# EXERCISE INSTRUCTIONS:
In the response, each entry below should appear again exactly as given.

# GIVEN DATA:
—————

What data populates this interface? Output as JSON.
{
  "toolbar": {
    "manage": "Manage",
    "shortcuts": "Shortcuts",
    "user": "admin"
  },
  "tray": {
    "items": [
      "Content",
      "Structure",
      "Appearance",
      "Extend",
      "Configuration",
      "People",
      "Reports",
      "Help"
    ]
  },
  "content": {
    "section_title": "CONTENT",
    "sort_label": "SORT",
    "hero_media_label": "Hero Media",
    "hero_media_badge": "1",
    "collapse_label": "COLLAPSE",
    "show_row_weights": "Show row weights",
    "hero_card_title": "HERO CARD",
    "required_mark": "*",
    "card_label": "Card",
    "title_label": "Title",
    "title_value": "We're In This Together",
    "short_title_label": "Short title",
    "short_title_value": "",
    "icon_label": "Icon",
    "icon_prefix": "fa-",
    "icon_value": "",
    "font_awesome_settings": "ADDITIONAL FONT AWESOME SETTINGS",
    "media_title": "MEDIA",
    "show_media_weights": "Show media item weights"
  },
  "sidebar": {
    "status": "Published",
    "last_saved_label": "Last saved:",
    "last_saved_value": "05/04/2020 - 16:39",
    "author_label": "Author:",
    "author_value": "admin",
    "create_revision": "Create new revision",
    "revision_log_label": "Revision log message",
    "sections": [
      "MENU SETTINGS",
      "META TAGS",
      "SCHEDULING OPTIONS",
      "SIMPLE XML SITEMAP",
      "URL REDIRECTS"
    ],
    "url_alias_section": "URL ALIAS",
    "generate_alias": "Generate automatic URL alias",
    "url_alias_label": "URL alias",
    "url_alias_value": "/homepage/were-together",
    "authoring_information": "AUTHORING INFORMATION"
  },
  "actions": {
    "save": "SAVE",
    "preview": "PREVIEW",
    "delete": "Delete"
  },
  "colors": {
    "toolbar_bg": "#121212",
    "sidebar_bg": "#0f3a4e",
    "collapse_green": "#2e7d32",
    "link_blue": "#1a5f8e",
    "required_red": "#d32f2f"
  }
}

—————

# WRITTEN SOLUTION:
What data populates this interface? Output as JSON.
{
  "toolbar": {
    "manage": "Manage",
    "shortcuts": "Shortcuts",
    "user": "admin"
  },
  "tray": {
    "items": [
      "Content",
      "Structure",
      "Appearance",
      "Extend",
      "Configuration",
      "People",
      "Reports",
      "Help"
    ]
  },
  "content": {
    "section_title": "CONTENT",
    "sort_label": "SORT",
    "hero_media_label": "Hero Media",
    "hero_media_badge": "1",
    "collapse_label": "COLLAPSE",
    "show_row_weights": "Show row weights",
    "hero_card_title": "HERO CARD",
    "required_mark": "*",
    "card_label": "Card",
    "title_label": "Title",
    "title_value": "We're In This Together",
    "short_title_label": "Short title",
    "short_title_value": "",
    "icon_label": "Icon",
    "icon_prefix": "fa-",
    "icon_value": "",
    "font_awesome_settings": "ADDITIONAL FONT AWESOME SETTINGS",
    "media_title": "MEDIA",
    "show_media_weights": "Show media item weights"
  },
  "sidebar": {
    "status": "Published",
    "last_saved_label": "Last saved:",
    "last_saved_value": "05/04/2020 - 16:39",
    "author_label": "Author:",
    "author_value": "admin",
    "create_revision": "Create new revision",
    "revision_log_label": "Revision log message",
    "sections": [
      "MENU SETTINGS",
      "META TAGS",
      "SCHEDULING OPTIONS",
      "SIMPLE XML SITEMAP",
      "URL REDIRECTS"
    ],
    "url_alias_section": "URL ALIAS",
    "generate_alias": "Generate automatic URL alias",
    "url_alias_label": "URL alias",
    "url_alias_value": "/homepage/were-together",
    "authoring_information": "AUTHORING INFORMATION"
  },
  "actions": {
    "save": "SAVE",
    "preview": "PREVIEW",
    "delete": "Delete"
  },
  "colors": {
    "toolbar_bg": "#121212",
    "sidebar_bg": "#0f3a4e",
    "collapse_green": "#2e7d32",
    "link_blue": "#1a5f8e",
    "required_red": "#d32f2f"
  }
}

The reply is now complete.